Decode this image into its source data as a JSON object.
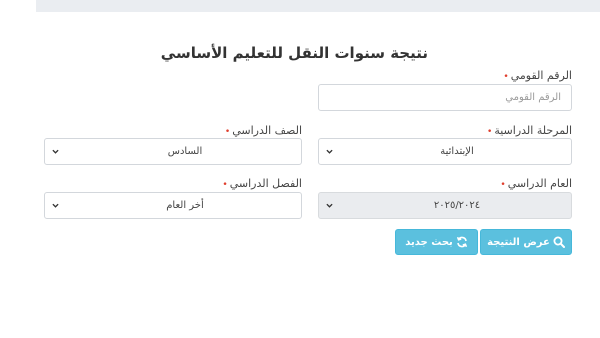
{
  "page_title": "نتيجة سنوات النقل للتعليم الأساسي",
  "required_mark": "•",
  "national_id": {
    "label": "الرقم القومي",
    "placeholder": "الرقم القومي",
    "value": ""
  },
  "stage": {
    "label": "المرحلة الدراسية",
    "value": "الإبتدائية"
  },
  "grade": {
    "label": "الصف الدراسي",
    "value": "السادس"
  },
  "year": {
    "label": "العام الدراسي",
    "value": "٢٠٢٥/٢٠٢٤"
  },
  "term": {
    "label": "الفصل الدراسي",
    "value": "أخر العام"
  },
  "buttons": {
    "show_result": "عرض النتيجة",
    "new_search": "بحث جديد"
  },
  "icons": {
    "show_result": "search-icon",
    "new_search": "refresh-icon",
    "select": "chevron-down-icon"
  },
  "colors": {
    "button": "#5bc0de",
    "required": "#e03e2d",
    "disabled_field": "#eaecef"
  }
}
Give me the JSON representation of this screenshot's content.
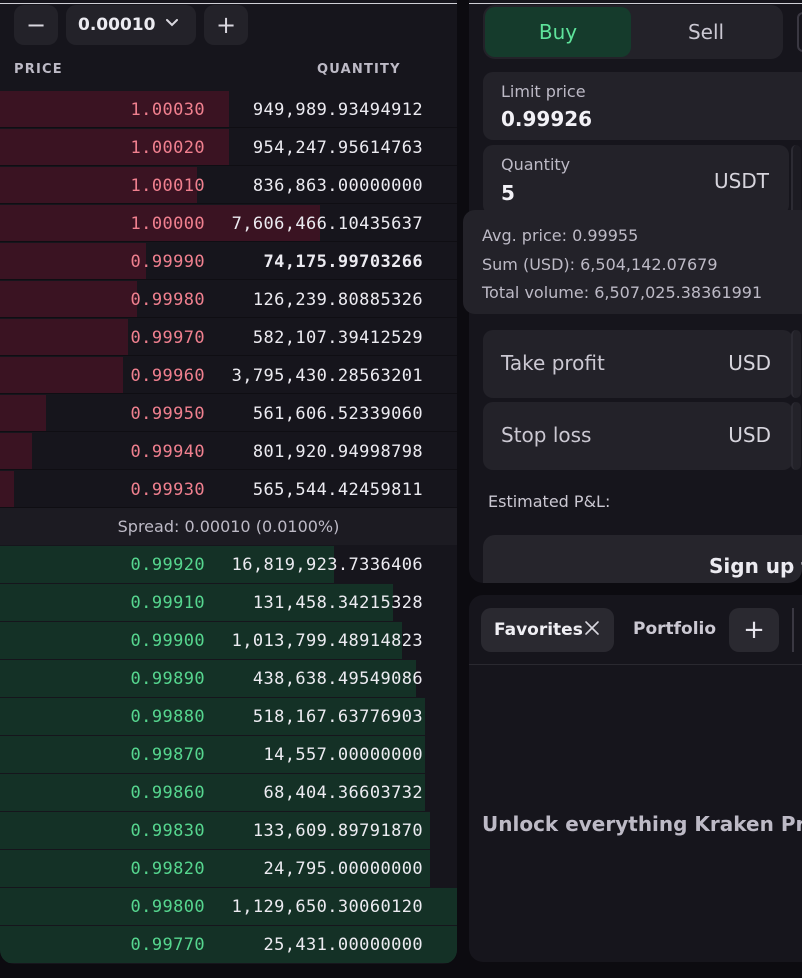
{
  "orderbook": {
    "step_value": "0.00010",
    "minus_label": "−",
    "plus_label": "+",
    "price_header": "PRICE",
    "quantity_header": "QUANTITY",
    "asks": [
      {
        "price": "1.00030",
        "qty": "949,989.93494912",
        "depth": 0.5
      },
      {
        "price": "1.00020",
        "qty": "954,247.95614763",
        "depth": 0.5
      },
      {
        "price": "1.00010",
        "qty": "836,863.00000000",
        "depth": 0.43
      },
      {
        "price": "1.00000",
        "qty": "7,606,466.10435637",
        "depth": 0.7
      },
      {
        "price": "0.99990",
        "qty": "74,175.99703266",
        "depth": 0.32
      },
      {
        "price": "0.99980",
        "qty": "126,239.80885326",
        "depth": 0.3
      },
      {
        "price": "0.99970",
        "qty": "582,107.39412529",
        "depth": 0.28
      },
      {
        "price": "0.99960",
        "qty": "3,795,430.28563201",
        "depth": 0.27
      },
      {
        "price": "0.99950",
        "qty": "561,606.52339060",
        "depth": 0.1
      },
      {
        "price": "0.99940",
        "qty": "801,920.94998798",
        "depth": 0.07
      },
      {
        "price": "0.99930",
        "qty": "565,544.42459811",
        "depth": 0.03
      }
    ],
    "spread_text": "Spread: 0.00010 (0.0100%)",
    "bids": [
      {
        "price": "0.99920",
        "qty": "16,819,923.7336406",
        "depth": 0.73
      },
      {
        "price": "0.99910",
        "qty": "131,458.34215328",
        "depth": 0.86
      },
      {
        "price": "0.99900",
        "qty": "1,013,799.48914823",
        "depth": 0.88
      },
      {
        "price": "0.99890",
        "qty": "438,638.49549086",
        "depth": 0.91
      },
      {
        "price": "0.99880",
        "qty": "518,167.63776903",
        "depth": 0.93
      },
      {
        "price": "0.99870",
        "qty": "14,557.00000000",
        "depth": 0.93
      },
      {
        "price": "0.99860",
        "qty": "68,404.36603732",
        "depth": 0.93
      },
      {
        "price": "0.99830",
        "qty": "133,609.89791870",
        "depth": 0.94
      },
      {
        "price": "0.99820",
        "qty": "24,795.00000000",
        "depth": 0.94
      },
      {
        "price": "0.99800",
        "qty": "1,129,650.30060120",
        "depth": 1.0
      },
      {
        "price": "0.99770",
        "qty": "25,431.00000000",
        "depth": 1.0
      }
    ]
  },
  "order_form": {
    "buy_label": "Buy",
    "sell_label": "Sell",
    "limit_price_label": "Limit price",
    "limit_price_value": "0.99926",
    "quantity_label": "Quantity",
    "quantity_value": "5",
    "quantity_unit": "USDT",
    "summary": {
      "avg_price": "Avg. price: 0.99955",
      "sum": "Sum (USD): 6,504,142.07679",
      "total_volume": "Total volume: 6,507,025.38361991"
    },
    "take_profit_label": "Take profit",
    "take_profit_unit": "USD",
    "stop_loss_label": "Stop loss",
    "stop_loss_unit": "USD",
    "estimated_pnl_label": "Estimated P&L:",
    "signup_label": "Sign up to"
  },
  "watchlist": {
    "favorites_tab": "Favorites",
    "portfolio_tab": "Portfolio",
    "add_tab": "+",
    "unlock_text": "Unlock everything Kraken Pro h"
  },
  "colors": {
    "ask_text": "#f0808f",
    "bid_text": "#56d68f",
    "ask_depth": "#3a1322",
    "bid_depth": "#143126",
    "buy_accent": "#5ee39b"
  }
}
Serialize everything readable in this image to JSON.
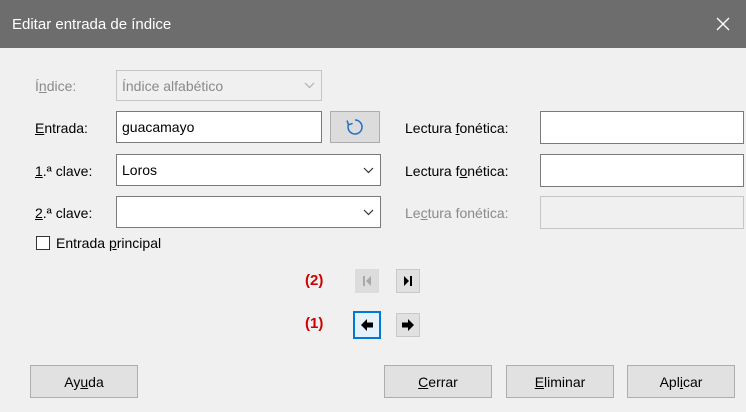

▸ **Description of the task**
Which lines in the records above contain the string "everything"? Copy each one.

▸ **Answer below**
    "unlock_text": "Unlock everything Kraken Pro h"
Serialize everything readable in this image to JSON.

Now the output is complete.